The occasion also seemed appropriate for introducing my new book, “Benchmarks for Landscape Construction Professionals,” the first of a five-book series for green industry construction, maintenance, irrigation, chemical applicator and arboriculture professionals. I’ve dedicated this series to the late Charles Vander Kooi.
One reason why I am so excited about this new book project is that virtually all of my new clients have one primary question in common: “How does my company compare to other companies in the green industry?” Hopefully, this book, and the four to follow, will help answer this question.
It was the summer of 1987, mid-June to be exact, and I vividly remember my first consulting “gig” working with Charles Vander Kooi and Associates. The company that I consulted with was a small landscape installation one located in Youngstown, Ohio.
I worked with this company for the better part of a week putting together their annual budget, calculating labor burdens, general and administrative overhead percentages, cost per hour rates for all of their equipment, break-even points, labor rates for their crews, etc.
All of this I did with paper and pencil. It was a painful experience. No sooner would I calculate a labor rate when someone would come up with a different scenario that changed all of the calculations. Fortunately, I had lots of erasers.
I realized no one was talking about benchmarks for the green industry.
This consulting experience went very well. However, it was very painful and slow. There simply was no way I would continue to do this kind of work without the aid of a spreadsheet program. Lotus 1-2-3 had been released in 1983 and it changed everything.
So I took some Lotus 1-2-3 classes and, for the remainder of 1987, I applied it to Vander Kooi’s estimating methodology.

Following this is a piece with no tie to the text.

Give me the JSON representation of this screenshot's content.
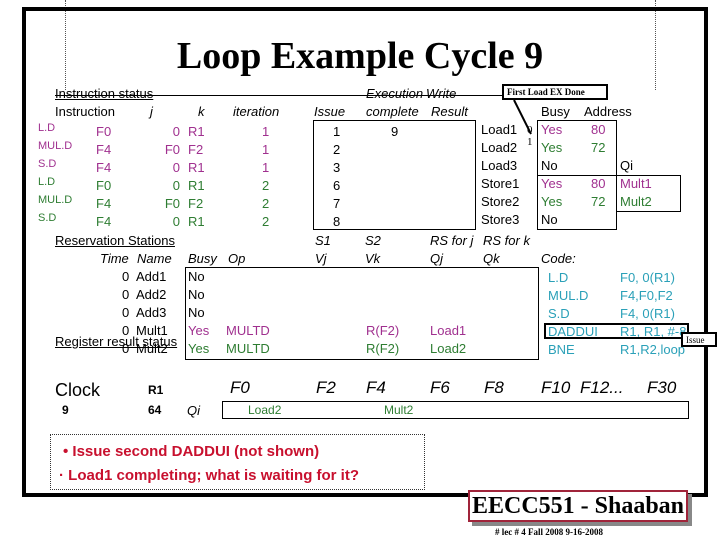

I’d put together my spreadsheets and Chuck and I would go over and fine tune them.
Meanwhile, Chuck and his computer programmer were busy putting the finishing touches on an estimating software program written in Lotus 1-2-3.
Once these Lotus 1-2-3 worksheets were developed and put into place, they not only saved me a lot of time (I could do in half a day what took me days with paper, pencils and lots of erasers) but they also helped me to identify patterns and trends in all of the data. Gross profit margins, net profit margins, gross and net profits per man-hour, etc., began to surface.
With a couple of keystrokes, I could create a formula that would calculate a new ratio from all of the data. Drawing on my MBA background in finance, I began to mold all of this data into legitimate and useful business information that landscape contractors could use to run their daily operations. Landscape benchmarks for all aspects of green industry operations (construction, fine gardening, tree care, etc.) were born.
While writing my second green industry estimating book in 2002, “How to Price Landscape & Irrigation Projects,” I realized no one was talking about benchmarks for the green industry. So, I decided to include a chapter and appendix in it with hundreds of benchmarks for all aspects of the industry.
Not too many years later, the people at Lawn & Landscape magazine asked me to write a monthly column for them. Shortly after that, the team at Lawn & Landscape asked me to work with Kristen Hampshire on their annual benchmarking issue. I’ve been assisting Kristen with this issue now for almost 10 years.
About one year ago, I realized the green industry lacked a book – or a series of books – specifically addressing green industry benchmarks, standards, and critical numbers.
They needed to take into account not just production rates but also financial, estimating, organizational, marketing and personal standards that covered individual companies, the green industry and individuals. Hence, this series was born.